Work request
Restate every line of the data word for word, except for the images.

[Exercise data — start]

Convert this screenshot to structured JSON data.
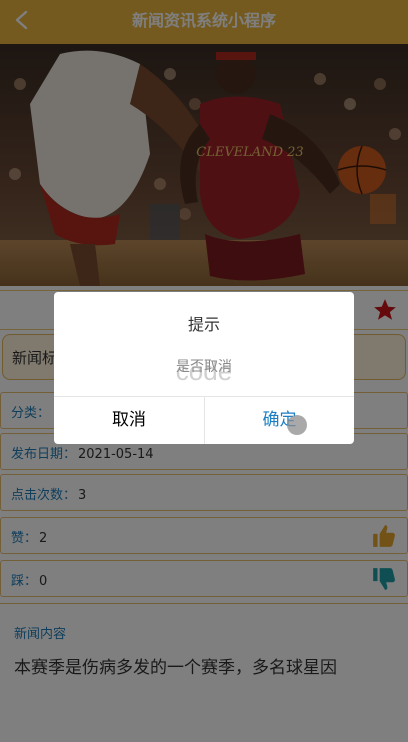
{
  "navbar": {
    "title": "新闻资讯系统小程序",
    "back_icon": "chevron-left-icon"
  },
  "hero": {
    "image": "basketball-game-photo",
    "jersey_text": "CLEVELAND 23"
  },
  "favorite": {
    "icon": "star-icon",
    "color": "#c8151b"
  },
  "news_title": "新闻标",
  "info": {
    "category": {
      "label": "分类：",
      "value": ""
    },
    "publish_date": {
      "label": "发布日期：",
      "value": "2021-05-14"
    },
    "clicks": {
      "label": "点击次数：",
      "value": "3"
    },
    "likes": {
      "label": "赞：",
      "value": "2",
      "icon": "thumbs-up-icon",
      "color": "#e4a52e"
    },
    "dislikes": {
      "label": "踩：",
      "value": "0",
      "icon": "thumbs-down-icon",
      "color": "#1f9fa8"
    }
  },
  "content": {
    "label": "新闻内容",
    "text": "本赛季是伤病多发的一个赛季，多名球星因"
  },
  "dialog": {
    "title": "提示",
    "message": "是否取消",
    "watermark": "code",
    "cancel_label": "取消",
    "confirm_label": "确定"
  },
  "colors": {
    "theme": "#e9b43c",
    "link": "#1f7db8",
    "confirm": "#1a7fc5"
  }
}
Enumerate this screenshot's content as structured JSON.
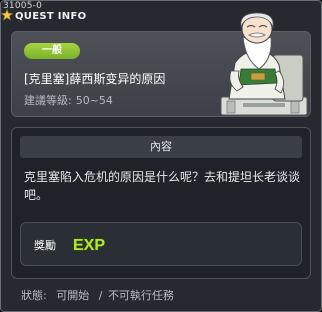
{
  "window": {
    "quest_id": "31005-0",
    "title": "QUEST INFO"
  },
  "header": {
    "category": "一般",
    "quest_title": "[克里塞]薛西斯变异的原因",
    "level_label": "建議等級:",
    "level_range": "50~54"
  },
  "content": {
    "section_title": "內容",
    "description": "克里塞陷入危机的原因是什么呢？去和提坦长老谈谈吧。",
    "reward_label": "獎勵",
    "reward_type": "EXP"
  },
  "status": {
    "label": "狀態:",
    "value": "可開始",
    "separator": "/",
    "note": "不可執行任務"
  },
  "colors": {
    "window_bg": "#262a30",
    "category_green": "#8cc634",
    "exp_green": "#a8e13a"
  },
  "icons": {
    "title": "star-icon",
    "npc": "elder-npc-portrait",
    "reward": "exp-icon"
  }
}
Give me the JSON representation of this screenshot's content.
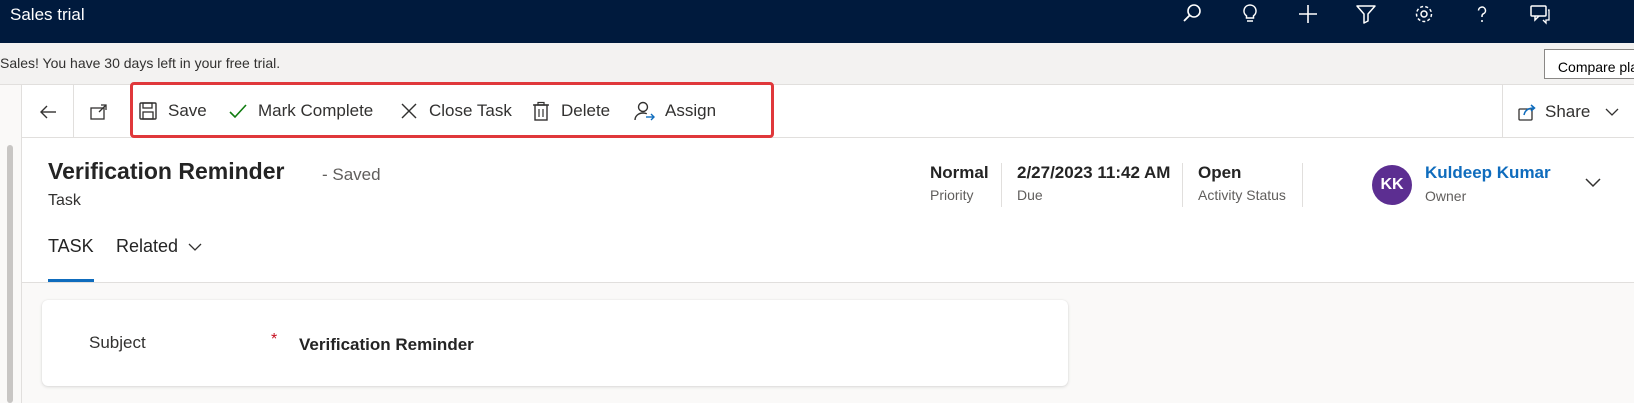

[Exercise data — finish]

The answer
Convert this screenshot to structured JSON data.
{
  "navbar": {
    "title": "新闻资讯系统小程序",
    "back_icon": "chevron-left-icon"
  },
  "hero": {
    "image": "basketball-game-photo",
    "jersey_text": "CLEVELAND 23"
  },
  "favorite": {
    "icon": "star-icon",
    "color": "#c8151b"
  },
  "news_title": "新闻标",
  "info": {
    "category": {
      "label": "分类：",
      "value": ""
    },
    "publish_date": {
      "label": "发布日期：",
      "value": "2021-05-14"
    },
    "clicks": {
      "label": "点击次数：",
      "value": "3"
    },
    "likes": {
      "label": "赞：",
      "value": "2",
      "icon": "thumbs-up-icon",
      "color": "#e4a52e"
    },
    "dislikes": {
      "label": "踩：",
      "value": "0",
      "icon": "thumbs-down-icon",
      "color": "#1f9fa8"
    }
  },
  "content": {
    "label": "新闻内容",
    "text": "本赛季是伤病多发的一个赛季，多名球星因"
  },
  "dialog": {
    "title": "提示",
    "message": "是否取消",
    "watermark": "code",
    "cancel_label": "取消",
    "confirm_label": "确定"
  },
  "colors": {
    "theme": "#e9b43c",
    "link": "#1f7db8",
    "confirm": "#1a7fc5"
  }
}
Enumerate this screenshot's content as structured JSON.
{
  "window": {
    "quest_id": "31005-0",
    "title": "QUEST INFO"
  },
  "header": {
    "category": "一般",
    "quest_title": "[克里塞]薛西斯变异的原因",
    "level_label": "建議等級:",
    "level_range": "50~54"
  },
  "content": {
    "section_title": "內容",
    "description": "克里塞陷入危机的原因是什么呢？去和提坦长老谈谈吧。",
    "reward_label": "獎勵",
    "reward_type": "EXP"
  },
  "status": {
    "label": "狀態:",
    "value": "可開始",
    "separator": "/",
    "note": "不可執行任務"
  },
  "colors": {
    "window_bg": "#262a30",
    "category_green": "#8cc634",
    "exp_green": "#a8e13a"
  },
  "icons": {
    "title": "star-icon",
    "npc": "elder-npc-portrait",
    "reward": "exp-icon"
  }
}
Give me the JSON representation of this screenshot's content.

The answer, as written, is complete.